BEGIN Input records

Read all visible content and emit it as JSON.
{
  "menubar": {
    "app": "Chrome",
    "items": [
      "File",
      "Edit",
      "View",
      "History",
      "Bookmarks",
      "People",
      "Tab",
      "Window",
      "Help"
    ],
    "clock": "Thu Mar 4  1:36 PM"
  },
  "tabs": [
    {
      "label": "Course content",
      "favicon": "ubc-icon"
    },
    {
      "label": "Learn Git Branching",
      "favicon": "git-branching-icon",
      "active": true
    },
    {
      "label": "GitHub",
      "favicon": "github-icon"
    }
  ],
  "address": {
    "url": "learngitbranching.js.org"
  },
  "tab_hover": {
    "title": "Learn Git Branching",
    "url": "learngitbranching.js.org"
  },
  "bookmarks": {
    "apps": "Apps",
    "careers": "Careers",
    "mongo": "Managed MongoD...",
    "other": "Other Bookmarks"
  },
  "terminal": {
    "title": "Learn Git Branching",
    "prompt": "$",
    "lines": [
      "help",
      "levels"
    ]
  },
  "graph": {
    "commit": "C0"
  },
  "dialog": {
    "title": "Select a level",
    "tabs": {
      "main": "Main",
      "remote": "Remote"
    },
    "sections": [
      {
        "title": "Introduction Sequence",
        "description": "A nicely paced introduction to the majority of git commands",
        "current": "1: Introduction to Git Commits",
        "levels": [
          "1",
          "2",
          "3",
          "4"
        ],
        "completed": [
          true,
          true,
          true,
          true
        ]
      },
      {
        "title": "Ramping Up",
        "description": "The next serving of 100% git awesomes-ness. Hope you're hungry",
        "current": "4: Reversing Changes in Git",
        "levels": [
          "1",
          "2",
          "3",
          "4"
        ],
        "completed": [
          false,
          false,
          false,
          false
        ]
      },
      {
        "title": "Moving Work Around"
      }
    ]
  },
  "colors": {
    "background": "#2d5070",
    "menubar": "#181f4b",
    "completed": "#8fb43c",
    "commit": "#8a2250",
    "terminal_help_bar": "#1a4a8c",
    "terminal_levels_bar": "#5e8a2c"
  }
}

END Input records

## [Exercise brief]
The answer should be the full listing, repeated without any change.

## [Task response]
Read all visible content and emit it as JSON.
{
  "menubar": {
    "app": "Chrome",
    "items": [
      "File",
      "Edit",
      "View",
      "History",
      "Bookmarks",
      "People",
      "Tab",
      "Window",
      "Help"
    ],
    "clock": "Thu Mar 4  1:36 PM"
  },
  "tabs": [
    {
      "label": "Course content",
      "favicon": "ubc-icon"
    },
    {
      "label": "Learn Git Branching",
      "favicon": "git-branching-icon",
      "active": true
    },
    {
      "label": "GitHub",
      "favicon": "github-icon"
    }
  ],
  "address": {
    "url": "learngitbranching.js.org"
  },
  "tab_hover": {
    "title": "Learn Git Branching",
    "url": "learngitbranching.js.org"
  },
  "bookmarks": {
    "apps": "Apps",
    "careers": "Careers",
    "mongo": "Managed MongoD...",
    "other": "Other Bookmarks"
  },
  "terminal": {
    "title": "Learn Git Branching",
    "prompt": "$",
    "lines": [
      "help",
      "levels"
    ]
  },
  "graph": {
    "commit": "C0"
  },
  "dialog": {
    "title": "Select a level",
    "tabs": {
      "main": "Main",
      "remote": "Remote"
    },
    "sections": [
      {
        "title": "Introduction Sequence",
        "description": "A nicely paced introduction to the majority of git commands",
        "current": "1: Introduction to Git Commits",
        "levels": [
          "1",
          "2",
          "3",
          "4"
        ],
        "completed": [
          true,
          true,
          true,
          true
        ]
      },
      {
        "title": "Ramping Up",
        "description": "The next serving of 100% git awesomes-ness. Hope you're hungry",
        "current": "4: Reversing Changes in Git",
        "levels": [
          "1",
          "2",
          "3",
          "4"
        ],
        "completed": [
          false,
          false,
          false,
          false
        ]
      },
      {
        "title": "Moving Work Around"
      }
    ]
  },
  "colors": {
    "background": "#2d5070",
    "menubar": "#181f4b",
    "completed": "#8fb43c",
    "commit": "#8a2250",
    "terminal_help_bar": "#1a4a8c",
    "terminal_levels_bar": "#5e8a2c"
  }
}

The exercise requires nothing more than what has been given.